Discernment Is A Discipline
New babes in Christ must discipline themselves to go beyond the "milk" of the Gospel and begin chewing on "solid food" by studying the whole counsel of God. "For everyone who partakes only of milk is unskilled in the word of righteousness, for he is a babe. But solid food belongs to those who are of full age, that is, those who by reason of use have their senses exercised to discern both good and evil." (Heb. 5:13-14). Spiritual discernment is a discipline and a privilege that only Christians can exercise. Paul wrote: "But the natural man does not receive the things of the Spirit of God, for they are foolishness to him; nor can he know them, because they are spiritually discerned. But he who is spiritual judges all things." (1 Cor. 2:14-16).

How Are We To Judge?
John wrote: "Do not judge according to appearance, but judge with righteous judgment" (John 7:24). Jesus said: "For in the way you judge, you will be judged; and by your standard of measure, it will be measured to you" (Mat. 7:1-5). The instruction Jesus gives for judging others is to make sure you are not guilty of the same error or sin! Paul echoed these words when he wrote: "Do you suppose this, O man, when you pass judgment upon those who practice such things and do the same yourself, that you will escape the judgment of God?" (Rom. 2:3). When we judge, we must judge righteously and with pure hearts!

The Goal of Discernment
As we practice the gift of discernment let us question our motives. Is our objective to be obedient to God's word for the purpose of helping, healing, correcting, warning and sharing in the spirit of love? Does our discernment lead people towards truth and righteous living? Are we concerned for the purity of the body of Christ? Have we come to acknowledge that when the gift of discernment is not exercised, the church cannot be purged of error and sin and the name of Jesus Christ cannot be fully glorified and honored as the Holy Head of His Body, the Church.

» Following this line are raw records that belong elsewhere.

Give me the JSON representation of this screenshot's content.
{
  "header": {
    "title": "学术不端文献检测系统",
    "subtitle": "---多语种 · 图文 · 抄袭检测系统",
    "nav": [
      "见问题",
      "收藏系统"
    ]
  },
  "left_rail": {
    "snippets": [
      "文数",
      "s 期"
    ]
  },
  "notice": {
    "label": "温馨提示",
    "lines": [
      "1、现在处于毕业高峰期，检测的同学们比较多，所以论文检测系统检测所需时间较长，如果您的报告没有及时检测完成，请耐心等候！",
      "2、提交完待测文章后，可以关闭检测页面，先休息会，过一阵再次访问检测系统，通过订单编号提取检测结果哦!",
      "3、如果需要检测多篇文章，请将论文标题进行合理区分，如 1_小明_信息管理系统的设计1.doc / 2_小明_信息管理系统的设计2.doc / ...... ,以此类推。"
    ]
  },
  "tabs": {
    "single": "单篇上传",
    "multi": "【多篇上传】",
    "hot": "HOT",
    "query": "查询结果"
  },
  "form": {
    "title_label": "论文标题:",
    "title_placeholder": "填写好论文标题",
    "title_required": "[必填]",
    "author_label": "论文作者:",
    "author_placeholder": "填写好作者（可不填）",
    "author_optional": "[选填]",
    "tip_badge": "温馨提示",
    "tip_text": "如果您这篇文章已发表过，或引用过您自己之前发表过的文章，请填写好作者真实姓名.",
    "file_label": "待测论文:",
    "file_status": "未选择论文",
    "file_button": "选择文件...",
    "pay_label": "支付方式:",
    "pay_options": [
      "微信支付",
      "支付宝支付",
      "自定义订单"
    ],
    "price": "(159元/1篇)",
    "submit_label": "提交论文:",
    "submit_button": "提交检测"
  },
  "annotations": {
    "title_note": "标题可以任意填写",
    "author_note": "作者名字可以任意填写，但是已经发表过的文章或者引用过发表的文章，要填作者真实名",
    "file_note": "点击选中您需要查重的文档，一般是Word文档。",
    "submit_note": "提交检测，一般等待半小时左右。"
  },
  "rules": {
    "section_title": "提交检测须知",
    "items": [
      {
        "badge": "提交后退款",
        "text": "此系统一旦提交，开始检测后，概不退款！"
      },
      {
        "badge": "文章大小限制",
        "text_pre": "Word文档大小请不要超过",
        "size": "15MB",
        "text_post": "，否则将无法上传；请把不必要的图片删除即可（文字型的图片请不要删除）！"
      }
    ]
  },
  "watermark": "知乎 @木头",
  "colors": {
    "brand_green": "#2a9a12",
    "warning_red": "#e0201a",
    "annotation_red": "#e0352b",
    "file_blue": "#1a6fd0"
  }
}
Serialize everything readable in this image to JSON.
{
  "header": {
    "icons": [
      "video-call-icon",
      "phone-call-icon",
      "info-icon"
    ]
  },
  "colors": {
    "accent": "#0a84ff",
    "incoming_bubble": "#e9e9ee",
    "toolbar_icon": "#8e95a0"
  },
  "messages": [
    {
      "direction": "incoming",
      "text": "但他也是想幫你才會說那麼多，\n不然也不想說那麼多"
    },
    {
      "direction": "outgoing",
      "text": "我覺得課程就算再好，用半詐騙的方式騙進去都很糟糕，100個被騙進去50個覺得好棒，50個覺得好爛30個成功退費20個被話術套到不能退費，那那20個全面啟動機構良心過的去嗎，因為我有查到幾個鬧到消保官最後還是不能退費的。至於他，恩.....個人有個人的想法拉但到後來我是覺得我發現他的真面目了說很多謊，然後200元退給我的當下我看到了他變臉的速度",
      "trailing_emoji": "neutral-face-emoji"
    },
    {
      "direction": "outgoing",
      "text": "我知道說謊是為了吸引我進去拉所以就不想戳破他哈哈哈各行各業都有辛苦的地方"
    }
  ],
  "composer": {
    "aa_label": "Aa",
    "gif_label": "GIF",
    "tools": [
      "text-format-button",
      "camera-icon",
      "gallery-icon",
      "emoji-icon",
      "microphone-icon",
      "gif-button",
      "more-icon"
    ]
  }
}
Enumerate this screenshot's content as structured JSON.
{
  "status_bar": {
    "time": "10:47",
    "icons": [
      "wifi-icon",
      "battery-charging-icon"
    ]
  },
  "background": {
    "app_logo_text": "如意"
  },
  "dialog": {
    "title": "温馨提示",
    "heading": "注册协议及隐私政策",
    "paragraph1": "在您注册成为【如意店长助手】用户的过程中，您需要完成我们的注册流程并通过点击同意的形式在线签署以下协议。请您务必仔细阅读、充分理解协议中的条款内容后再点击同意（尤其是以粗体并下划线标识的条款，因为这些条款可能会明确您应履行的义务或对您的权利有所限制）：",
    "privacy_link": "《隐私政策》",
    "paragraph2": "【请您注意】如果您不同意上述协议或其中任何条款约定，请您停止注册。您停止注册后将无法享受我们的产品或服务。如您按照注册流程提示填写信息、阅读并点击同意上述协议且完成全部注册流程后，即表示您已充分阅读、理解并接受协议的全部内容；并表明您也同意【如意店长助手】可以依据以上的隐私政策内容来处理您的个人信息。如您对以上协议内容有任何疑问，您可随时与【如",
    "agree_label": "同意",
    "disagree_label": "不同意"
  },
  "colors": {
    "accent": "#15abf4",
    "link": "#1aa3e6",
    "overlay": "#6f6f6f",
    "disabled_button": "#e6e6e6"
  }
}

The critical issue in the Church today is the purity of the Gospel. That alone is the rudder that must guide the Church through stormy waters that have been stirred up by every wind of doctrine. Take away the ability to discern objective truth and churches turn into cafeterias serving whatever junk food people want instead of the disciplined diet they need for spiritual life and health. Without a steady diet of the whole counsel of God, churches become entertainment centers for goats instead of sanctuaries for the Shepherd's sheep (Mat. 25:32). Unregenerate people, who are never exhorted to examine their faith, will continue attending church to enjoy the music, entertainment and "feel good" messages. Unless these people are confronted with their sin, their need for a Savior and the eternal consequences of a spurious faith, they are destined to hear these terrifying words from Jesus: "'I never knew you; depart from Me" (Mat. 7:23).

May God help us all to be part of the solution and not part of the problem.